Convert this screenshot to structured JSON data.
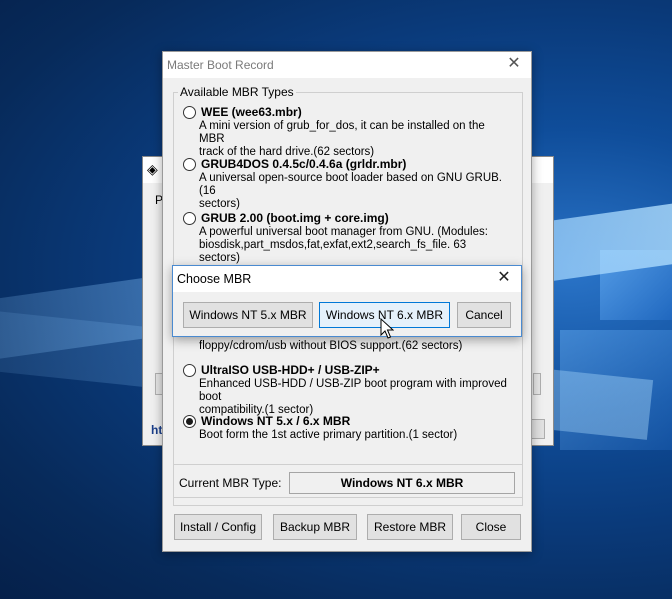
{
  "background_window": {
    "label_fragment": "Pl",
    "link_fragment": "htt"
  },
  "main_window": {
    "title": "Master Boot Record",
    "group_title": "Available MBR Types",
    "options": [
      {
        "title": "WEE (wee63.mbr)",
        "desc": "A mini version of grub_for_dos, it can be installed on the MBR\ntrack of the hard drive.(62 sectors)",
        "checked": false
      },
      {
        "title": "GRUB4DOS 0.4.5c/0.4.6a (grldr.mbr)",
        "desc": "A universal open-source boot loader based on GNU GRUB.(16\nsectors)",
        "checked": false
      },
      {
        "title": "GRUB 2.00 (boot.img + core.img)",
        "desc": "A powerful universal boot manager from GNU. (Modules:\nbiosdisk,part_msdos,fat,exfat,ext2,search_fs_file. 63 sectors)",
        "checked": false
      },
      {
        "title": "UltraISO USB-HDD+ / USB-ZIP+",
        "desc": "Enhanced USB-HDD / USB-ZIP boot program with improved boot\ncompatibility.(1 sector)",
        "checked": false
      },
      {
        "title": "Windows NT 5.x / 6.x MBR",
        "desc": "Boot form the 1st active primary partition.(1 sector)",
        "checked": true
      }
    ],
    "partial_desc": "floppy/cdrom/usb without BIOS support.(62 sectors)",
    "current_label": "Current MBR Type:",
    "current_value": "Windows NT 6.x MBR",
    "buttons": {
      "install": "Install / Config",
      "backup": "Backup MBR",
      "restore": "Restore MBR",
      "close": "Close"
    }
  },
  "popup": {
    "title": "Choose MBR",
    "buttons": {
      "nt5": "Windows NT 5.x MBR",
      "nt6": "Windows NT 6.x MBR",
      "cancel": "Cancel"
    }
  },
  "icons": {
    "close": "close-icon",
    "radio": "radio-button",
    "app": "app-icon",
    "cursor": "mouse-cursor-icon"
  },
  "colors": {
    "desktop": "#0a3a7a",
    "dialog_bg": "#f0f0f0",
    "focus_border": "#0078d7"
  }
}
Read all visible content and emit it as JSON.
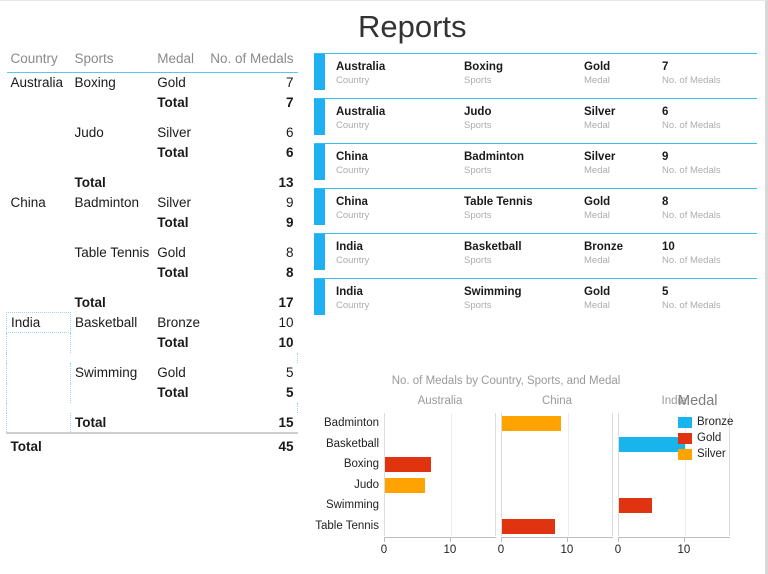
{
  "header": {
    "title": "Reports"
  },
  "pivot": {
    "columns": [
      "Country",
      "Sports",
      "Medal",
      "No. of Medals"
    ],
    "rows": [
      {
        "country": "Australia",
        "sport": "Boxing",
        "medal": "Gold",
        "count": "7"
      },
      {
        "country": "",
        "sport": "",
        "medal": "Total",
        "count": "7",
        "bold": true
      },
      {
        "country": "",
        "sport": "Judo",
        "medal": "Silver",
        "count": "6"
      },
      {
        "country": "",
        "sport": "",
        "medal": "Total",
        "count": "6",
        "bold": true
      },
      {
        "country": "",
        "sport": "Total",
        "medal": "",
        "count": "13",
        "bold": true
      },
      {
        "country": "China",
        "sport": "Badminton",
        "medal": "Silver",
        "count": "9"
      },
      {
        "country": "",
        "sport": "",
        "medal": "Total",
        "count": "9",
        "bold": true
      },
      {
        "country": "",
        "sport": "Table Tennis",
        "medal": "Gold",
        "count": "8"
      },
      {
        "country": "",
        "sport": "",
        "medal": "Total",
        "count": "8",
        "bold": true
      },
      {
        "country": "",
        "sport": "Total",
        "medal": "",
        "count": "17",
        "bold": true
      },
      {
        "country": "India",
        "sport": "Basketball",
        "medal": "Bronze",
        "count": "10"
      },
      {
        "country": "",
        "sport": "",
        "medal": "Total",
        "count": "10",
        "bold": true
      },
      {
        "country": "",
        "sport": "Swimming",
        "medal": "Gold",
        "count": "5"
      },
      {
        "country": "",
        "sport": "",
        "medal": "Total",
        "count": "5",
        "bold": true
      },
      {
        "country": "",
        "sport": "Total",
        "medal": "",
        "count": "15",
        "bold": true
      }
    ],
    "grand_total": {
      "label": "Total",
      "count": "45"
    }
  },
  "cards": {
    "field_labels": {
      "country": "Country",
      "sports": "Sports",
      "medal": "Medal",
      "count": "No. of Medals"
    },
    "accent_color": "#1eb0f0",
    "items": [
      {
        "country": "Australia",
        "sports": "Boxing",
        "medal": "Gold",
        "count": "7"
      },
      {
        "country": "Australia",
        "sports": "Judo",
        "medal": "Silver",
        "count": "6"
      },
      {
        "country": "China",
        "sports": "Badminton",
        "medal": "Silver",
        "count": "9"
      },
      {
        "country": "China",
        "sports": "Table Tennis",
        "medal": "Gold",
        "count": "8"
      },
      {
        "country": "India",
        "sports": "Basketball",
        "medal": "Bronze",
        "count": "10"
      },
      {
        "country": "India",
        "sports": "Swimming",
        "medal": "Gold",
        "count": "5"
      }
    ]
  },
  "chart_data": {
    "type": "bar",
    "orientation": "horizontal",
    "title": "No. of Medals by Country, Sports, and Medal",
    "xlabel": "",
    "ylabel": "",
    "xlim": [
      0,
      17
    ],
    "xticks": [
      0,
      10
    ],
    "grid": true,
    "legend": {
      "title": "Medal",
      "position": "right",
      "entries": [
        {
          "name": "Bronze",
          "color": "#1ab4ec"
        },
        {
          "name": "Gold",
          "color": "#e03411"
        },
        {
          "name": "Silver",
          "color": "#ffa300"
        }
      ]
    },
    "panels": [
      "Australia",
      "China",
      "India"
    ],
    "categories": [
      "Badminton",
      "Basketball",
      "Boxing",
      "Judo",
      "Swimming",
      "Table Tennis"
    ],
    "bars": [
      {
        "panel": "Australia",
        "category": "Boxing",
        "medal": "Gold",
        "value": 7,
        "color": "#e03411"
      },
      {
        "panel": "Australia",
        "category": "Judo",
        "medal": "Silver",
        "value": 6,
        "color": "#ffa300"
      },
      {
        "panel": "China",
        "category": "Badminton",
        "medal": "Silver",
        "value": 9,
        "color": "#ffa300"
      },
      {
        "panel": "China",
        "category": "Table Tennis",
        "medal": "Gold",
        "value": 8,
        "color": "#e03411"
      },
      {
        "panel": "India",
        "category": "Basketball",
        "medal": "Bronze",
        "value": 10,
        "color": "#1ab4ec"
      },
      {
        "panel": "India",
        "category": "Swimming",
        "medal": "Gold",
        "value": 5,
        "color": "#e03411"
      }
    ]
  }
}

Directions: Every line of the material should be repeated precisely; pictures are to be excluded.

Answer area:
Convert this screenshot to structured JSON data.
{
  "background_window": {
    "label_fragment": "Pl",
    "link_fragment": "htt"
  },
  "main_window": {
    "title": "Master Boot Record",
    "group_title": "Available MBR Types",
    "options": [
      {
        "title": "WEE (wee63.mbr)",
        "desc": "A mini version of grub_for_dos, it can be installed on the MBR\ntrack of the hard drive.(62 sectors)",
        "checked": false
      },
      {
        "title": "GRUB4DOS 0.4.5c/0.4.6a (grldr.mbr)",
        "desc": "A universal open-source boot loader based on GNU GRUB.(16\nsectors)",
        "checked": false
      },
      {
        "title": "GRUB 2.00 (boot.img + core.img)",
        "desc": "A powerful universal boot manager from GNU. (Modules:\nbiosdisk,part_msdos,fat,exfat,ext2,search_fs_file. 63 sectors)",
        "checked": false
      },
      {
        "title": "UltraISO USB-HDD+ / USB-ZIP+",
        "desc": "Enhanced USB-HDD / USB-ZIP boot program with improved boot\ncompatibility.(1 sector)",
        "checked": false
      },
      {
        "title": "Windows NT 5.x / 6.x MBR",
        "desc": "Boot form the 1st active primary partition.(1 sector)",
        "checked": true
      }
    ],
    "partial_desc": "floppy/cdrom/usb without BIOS support.(62 sectors)",
    "current_label": "Current MBR Type:",
    "current_value": "Windows NT 6.x MBR",
    "buttons": {
      "install": "Install / Config",
      "backup": "Backup MBR",
      "restore": "Restore MBR",
      "close": "Close"
    }
  },
  "popup": {
    "title": "Choose MBR",
    "buttons": {
      "nt5": "Windows NT 5.x MBR",
      "nt6": "Windows NT 6.x MBR",
      "cancel": "Cancel"
    }
  },
  "icons": {
    "close": "close-icon",
    "radio": "radio-button",
    "app": "app-icon",
    "cursor": "mouse-cursor-icon"
  },
  "colors": {
    "desktop": "#0a3a7a",
    "dialog_bg": "#f0f0f0",
    "focus_border": "#0078d7"
  }
}
Read all visible content and emit it as JSON.
{
  "header": {
    "title": "Reports"
  },
  "pivot": {
    "columns": [
      "Country",
      "Sports",
      "Medal",
      "No. of Medals"
    ],
    "rows": [
      {
        "country": "Australia",
        "sport": "Boxing",
        "medal": "Gold",
        "count": "7"
      },
      {
        "country": "",
        "sport": "",
        "medal": "Total",
        "count": "7",
        "bold": true
      },
      {
        "country": "",
        "sport": "Judo",
        "medal": "Silver",
        "count": "6"
      },
      {
        "country": "",
        "sport": "",
        "medal": "Total",
        "count": "6",
        "bold": true
      },
      {
        "country": "",
        "sport": "Total",
        "medal": "",
        "count": "13",
        "bold": true
      },
      {
        "country": "China",
        "sport": "Badminton",
        "medal": "Silver",
        "count": "9"
      },
      {
        "country": "",
        "sport": "",
        "medal": "Total",
        "count": "9",
        "bold": true
      },
      {
        "country": "",
        "sport": "Table Tennis",
        "medal": "Gold",
        "count": "8"
      },
      {
        "country": "",
        "sport": "",
        "medal": "Total",
        "count": "8",
        "bold": true
      },
      {
        "country": "",
        "sport": "Total",
        "medal": "",
        "count": "17",
        "bold": true
      },
      {
        "country": "India",
        "sport": "Basketball",
        "medal": "Bronze",
        "count": "10"
      },
      {
        "country": "",
        "sport": "",
        "medal": "Total",
        "count": "10",
        "bold": true
      },
      {
        "country": "",
        "sport": "Swimming",
        "medal": "Gold",
        "count": "5"
      },
      {
        "country": "",
        "sport": "",
        "medal": "Total",
        "count": "5",
        "bold": true
      },
      {
        "country": "",
        "sport": "Total",
        "medal": "",
        "count": "15",
        "bold": true
      }
    ],
    "grand_total": {
      "label": "Total",
      "count": "45"
    }
  },
  "cards": {
    "field_labels": {
      "country": "Country",
      "sports": "Sports",
      "medal": "Medal",
      "count": "No. of Medals"
    },
    "accent_color": "#1eb0f0",
    "items": [
      {
        "country": "Australia",
        "sports": "Boxing",
        "medal": "Gold",
        "count": "7"
      },
      {
        "country": "Australia",
        "sports": "Judo",
        "medal": "Silver",
        "count": "6"
      },
      {
        "country": "China",
        "sports": "Badminton",
        "medal": "Silver",
        "count": "9"
      },
      {
        "country": "China",
        "sports": "Table Tennis",
        "medal": "Gold",
        "count": "8"
      },
      {
        "country": "India",
        "sports": "Basketball",
        "medal": "Bronze",
        "count": "10"
      },
      {
        "country": "India",
        "sports": "Swimming",
        "medal": "Gold",
        "count": "5"
      }
    ]
  },
  "chart_data": {
    "type": "bar",
    "orientation": "horizontal",
    "title": "No. of Medals by Country, Sports, and Medal",
    "xlabel": "",
    "ylabel": "",
    "xlim": [
      0,
      17
    ],
    "xticks": [
      0,
      10
    ],
    "grid": true,
    "legend": {
      "title": "Medal",
      "position": "right",
      "entries": [
        {
          "name": "Bronze",
          "color": "#1ab4ec"
        },
        {
          "name": "Gold",
          "color": "#e03411"
        },
        {
          "name": "Silver",
          "color": "#ffa300"
        }
      ]
    },
    "panels": [
      "Australia",
      "China",
      "India"
    ],
    "categories": [
      "Badminton",
      "Basketball",
      "Boxing",
      "Judo",
      "Swimming",
      "Table Tennis"
    ],
    "bars": [
      {
        "panel": "Australia",
        "category": "Boxing",
        "medal": "Gold",
        "value": 7,
        "color": "#e03411"
      },
      {
        "panel": "Australia",
        "category": "Judo",
        "medal": "Silver",
        "value": 6,
        "color": "#ffa300"
      },
      {
        "panel": "China",
        "category": "Badminton",
        "medal": "Silver",
        "value": 9,
        "color": "#ffa300"
      },
      {
        "panel": "China",
        "category": "Table Tennis",
        "medal": "Gold",
        "value": 8,
        "color": "#e03411"
      },
      {
        "panel": "India",
        "category": "Basketball",
        "medal": "Bronze",
        "value": 10,
        "color": "#1ab4ec"
      },
      {
        "panel": "India",
        "category": "Swimming",
        "medal": "Gold",
        "value": 5,
        "color": "#e03411"
      }
    ]
  }
}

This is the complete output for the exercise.